“Spring Fashion Modeled by Rising Young Poets.” The words are heart-sinking. For some readers, this will be because poetry represents a higher form of culture that can only be debased by the commentary of Oprah Winfrey and the pencil skirts of L’Wren Scott. But this isn’t quite right. Any critic knows there are dozens of poetry collections published every year that are considerably less culturally valuable than Winfrey’s many enterprises and that could only be improved by pencil skirts, preferably by being wrapped in several of them and chucked in the East River. The problem is that poetry can’t approach the world inhabited by O and fashion design — that is, the world of American mass culture — with the same swagger as other fields do. When Terrell Owens holds forth on poetry in O (yes, he does), much of the audience knows that Owens is a football player, and has at least a vague idea of what football is, what it means and why it inspires otherwise reasonable people to put Styrofoam cheese slices on their heads. But poets and poetry readers... we can’t bring our context with us. We’re at the mercy of someone else’s display. The sad thing about “Spring Fashion Modeled by Rising Young Poets” is not that the photos are a debasement of Art. The sad thing is that they capture an inevitable and impossible yearning. The chasm between the audience for poetry and the audience for O is vast, and not even the mighty Oprah can build a bridge from empty air.

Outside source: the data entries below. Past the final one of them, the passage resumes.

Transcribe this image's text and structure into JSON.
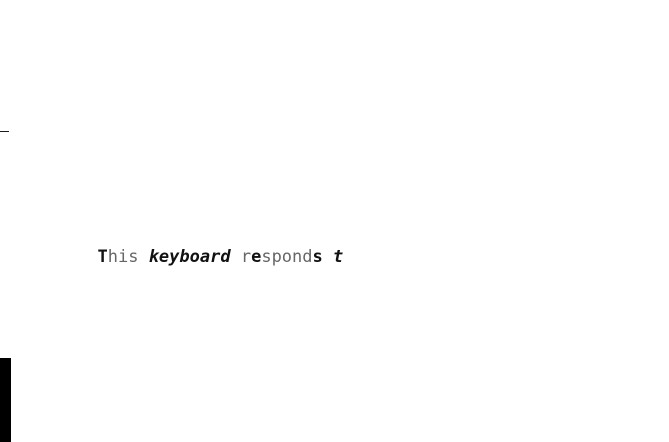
{
  "typing_test": {
    "segments": [
      {
        "text": "T",
        "style": "k"
      },
      {
        "text": "his ",
        "style": "n"
      },
      {
        "text": "keyboard",
        "style": "ki"
      },
      {
        "text": " ",
        "style": "n"
      },
      {
        "text": "r",
        "style": "n"
      },
      {
        "text": "e",
        "style": "k"
      },
      {
        "text": "spond",
        "style": "n"
      },
      {
        "text": "s",
        "style": "k"
      },
      {
        "text": " ",
        "style": "n"
      },
      {
        "text": "t",
        "style": "ki"
      }
    ]
  }
}
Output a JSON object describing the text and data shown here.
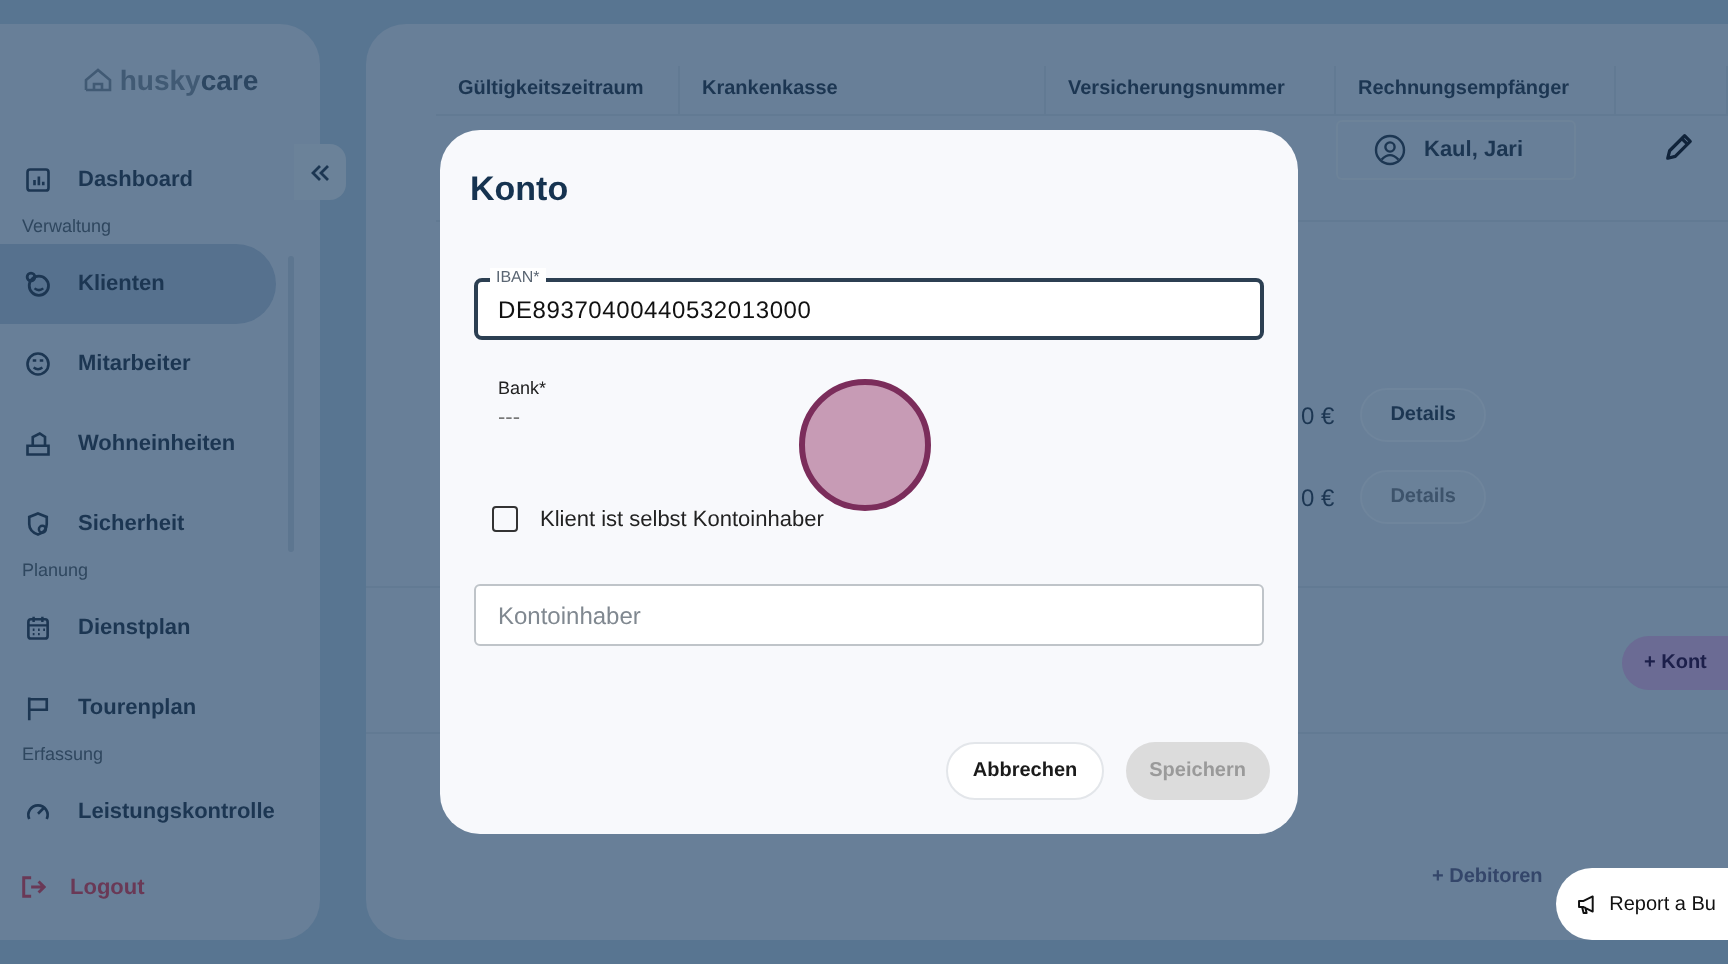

- David Orr, in his essay "Oprah Magazine's Adventures in Poetry" in the New York Times' Sunday Book Review. He goes on to talk about how questions like "where does poetry come from?" inevitably lead to answers "that make poetry sound like God’s own electric Kool-Aid acid test." Funny, smart stuff. Read the whole thing here.
p.s. Kathleen Rooney posted this response to Orr on the Harriet blog. An excerpt:
Those who declare—as David Orr does in the New York Times—that “The chasm between the audience for poetry and the audience for O is vast, and not even the mighty Oprah can build a bridge from empty air” fail to properly credit not Winfrey but poetry. One hopes that they do so out of an honest ignorance of the role poetry actually plays in the lives of most people who read, write, and share it. One fears, however, that they do so out of a desire to preserve poetry as a domain of connoisseurs, as an elite signifier for the educated and affluent. Someone may be well-served by this attitude; poetry is not.